Tuesday, January 22, 2013


Dick Ervin (left) skiing in Sun Valley, Idaho 1947.
Last year in October, my father died.  My favorite photo of him is above, as a young man, skiing in Sun Valley, Idaho with friends.  He was an excellent slalom skier and qualified as an alternate in the Olympics during the late 1940s.  He was also a salesman for materials handling equipment and a business owner in the same industry until he retired.  During World War II he was a B-17 pilot in the European Theatre.  His last year of service was spent flying 'high pointers' to Morocco for the final leg of their journey to the U.S.

After the war my father married my mother, Genevieve.  The photo below is my mother on Mount Hood in Oregon where she met my father while skiing.

Genevieve Ervin skiing on Mount Hood.
My mother and father celebrated 34 years of marriage and raised three children, my brother, me and my sister.  They had tremendous affection for each other and managed to build a strong family even though they were not near parents or extended family.  In June of 1987, my mother died.  For a long time, the loss of my mother was the most important event in my life.  She did not live to see me engaged, married or have children.  Yet her love of life and stamina to meet challenges gave me the endurance to weather stress and laugh a little along the way.  Her response to the internist when she entered the hospital the last time is a good example of her wry humor. While going through the standard list of admitting questions, the doctor asked do you have your appendix, your tonsils, and so on.  My mother replied, "I have everything except my virginity."  Everyone in the room was laughing out loud!

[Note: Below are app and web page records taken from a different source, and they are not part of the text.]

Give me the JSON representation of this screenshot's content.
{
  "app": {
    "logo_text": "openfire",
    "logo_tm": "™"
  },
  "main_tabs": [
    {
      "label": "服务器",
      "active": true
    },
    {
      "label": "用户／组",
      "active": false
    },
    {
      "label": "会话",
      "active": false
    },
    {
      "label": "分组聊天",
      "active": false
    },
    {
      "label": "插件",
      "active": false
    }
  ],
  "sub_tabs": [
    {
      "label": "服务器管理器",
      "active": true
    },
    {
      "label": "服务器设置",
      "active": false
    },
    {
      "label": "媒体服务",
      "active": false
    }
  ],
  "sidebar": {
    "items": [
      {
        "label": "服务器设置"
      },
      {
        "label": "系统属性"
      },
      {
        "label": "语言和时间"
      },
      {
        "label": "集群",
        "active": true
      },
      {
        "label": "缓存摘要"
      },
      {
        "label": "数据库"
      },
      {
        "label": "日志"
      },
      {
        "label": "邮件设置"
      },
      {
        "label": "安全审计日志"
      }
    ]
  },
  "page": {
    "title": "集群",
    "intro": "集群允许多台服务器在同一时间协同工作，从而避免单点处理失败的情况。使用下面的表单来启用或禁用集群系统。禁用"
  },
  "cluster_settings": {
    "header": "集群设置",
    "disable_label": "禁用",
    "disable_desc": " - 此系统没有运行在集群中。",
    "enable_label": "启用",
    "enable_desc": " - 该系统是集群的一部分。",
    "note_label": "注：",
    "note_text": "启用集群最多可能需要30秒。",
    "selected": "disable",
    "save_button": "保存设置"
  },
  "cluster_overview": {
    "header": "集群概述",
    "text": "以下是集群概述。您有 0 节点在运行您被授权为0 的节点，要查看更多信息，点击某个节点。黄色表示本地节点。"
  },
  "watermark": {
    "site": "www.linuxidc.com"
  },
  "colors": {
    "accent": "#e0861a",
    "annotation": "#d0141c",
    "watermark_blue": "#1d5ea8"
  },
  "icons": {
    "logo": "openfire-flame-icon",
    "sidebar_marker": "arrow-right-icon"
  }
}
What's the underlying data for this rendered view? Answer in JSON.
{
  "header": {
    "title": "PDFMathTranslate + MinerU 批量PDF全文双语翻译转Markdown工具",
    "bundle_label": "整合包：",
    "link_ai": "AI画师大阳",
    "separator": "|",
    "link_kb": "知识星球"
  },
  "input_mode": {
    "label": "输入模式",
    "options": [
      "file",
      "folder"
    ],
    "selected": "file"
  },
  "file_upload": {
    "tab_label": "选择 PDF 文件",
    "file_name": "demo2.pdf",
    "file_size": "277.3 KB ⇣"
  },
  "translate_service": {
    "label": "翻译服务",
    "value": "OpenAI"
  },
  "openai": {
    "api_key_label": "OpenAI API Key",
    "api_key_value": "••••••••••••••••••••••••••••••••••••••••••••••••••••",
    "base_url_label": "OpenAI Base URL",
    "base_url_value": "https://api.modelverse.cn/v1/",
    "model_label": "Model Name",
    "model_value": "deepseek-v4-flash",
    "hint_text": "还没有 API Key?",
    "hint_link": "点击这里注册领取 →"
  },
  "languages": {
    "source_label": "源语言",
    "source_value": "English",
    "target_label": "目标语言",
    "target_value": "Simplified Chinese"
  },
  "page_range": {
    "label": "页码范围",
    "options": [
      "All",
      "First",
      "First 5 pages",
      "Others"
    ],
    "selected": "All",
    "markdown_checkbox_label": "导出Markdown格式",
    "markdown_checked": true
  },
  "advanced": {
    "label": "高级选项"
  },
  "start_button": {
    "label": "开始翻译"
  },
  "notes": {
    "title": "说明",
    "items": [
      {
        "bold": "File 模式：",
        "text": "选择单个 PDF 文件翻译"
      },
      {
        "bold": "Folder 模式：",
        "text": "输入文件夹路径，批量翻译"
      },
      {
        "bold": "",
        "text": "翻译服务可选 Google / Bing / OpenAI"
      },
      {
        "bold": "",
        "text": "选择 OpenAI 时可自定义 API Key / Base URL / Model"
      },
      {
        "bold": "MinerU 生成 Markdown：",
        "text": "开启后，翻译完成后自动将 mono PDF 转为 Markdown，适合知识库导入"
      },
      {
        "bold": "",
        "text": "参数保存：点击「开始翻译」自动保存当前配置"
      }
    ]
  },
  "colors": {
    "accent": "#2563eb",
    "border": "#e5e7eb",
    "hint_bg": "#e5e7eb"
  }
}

A couple years after my mother died, my father married Geneva and moved back to the Northwest.  My step-mother, Geneva, is a lovely woman who was married to my father for almost 20 years.  I remain close to my step-mother and her family who all cared deeply for my father.

The pain of losing my father has been unparalleled in my life.  When my mother died, I was blindsided.  But my father was there with an emotional safety net.  Now, I'm living without a net.  Until shortly before he died, I spoke to my father nearly every other day.  We talked about everything, my work, his grandchildren, politics and the weather.  We disagreed on many, many things, but my father encouraged different points of view and we both loved our colorful discussions. 

For me and my family, the most tangible gift from my father is the financial support he gave us over the last four years during the economic recession.  He paid our mortgage for several months and co-signed a loan so my oldest son could finish college.  I thanked my father for his generosity many times, but I would also like you all to know that my father saved this family.

I have been blessed with many things, but perhaps the greatest of these is the love and generosity of my father.